Exercise description
Wherever a line holds the word "false", copy that line from the data.

══ Exercise input

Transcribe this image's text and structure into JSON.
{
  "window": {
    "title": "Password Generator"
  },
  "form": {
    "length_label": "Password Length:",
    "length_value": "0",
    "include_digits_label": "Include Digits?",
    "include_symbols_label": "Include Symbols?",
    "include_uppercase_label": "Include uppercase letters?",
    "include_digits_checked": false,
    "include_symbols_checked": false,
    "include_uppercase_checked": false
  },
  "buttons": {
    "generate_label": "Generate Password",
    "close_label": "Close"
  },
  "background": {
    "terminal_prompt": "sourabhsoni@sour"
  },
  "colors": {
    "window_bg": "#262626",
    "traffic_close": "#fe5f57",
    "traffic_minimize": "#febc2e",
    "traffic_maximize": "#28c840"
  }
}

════

Answer space
    "include_digits_checked": false,
    "include_symbols_checked": false,
    "include_uppercase_checked": false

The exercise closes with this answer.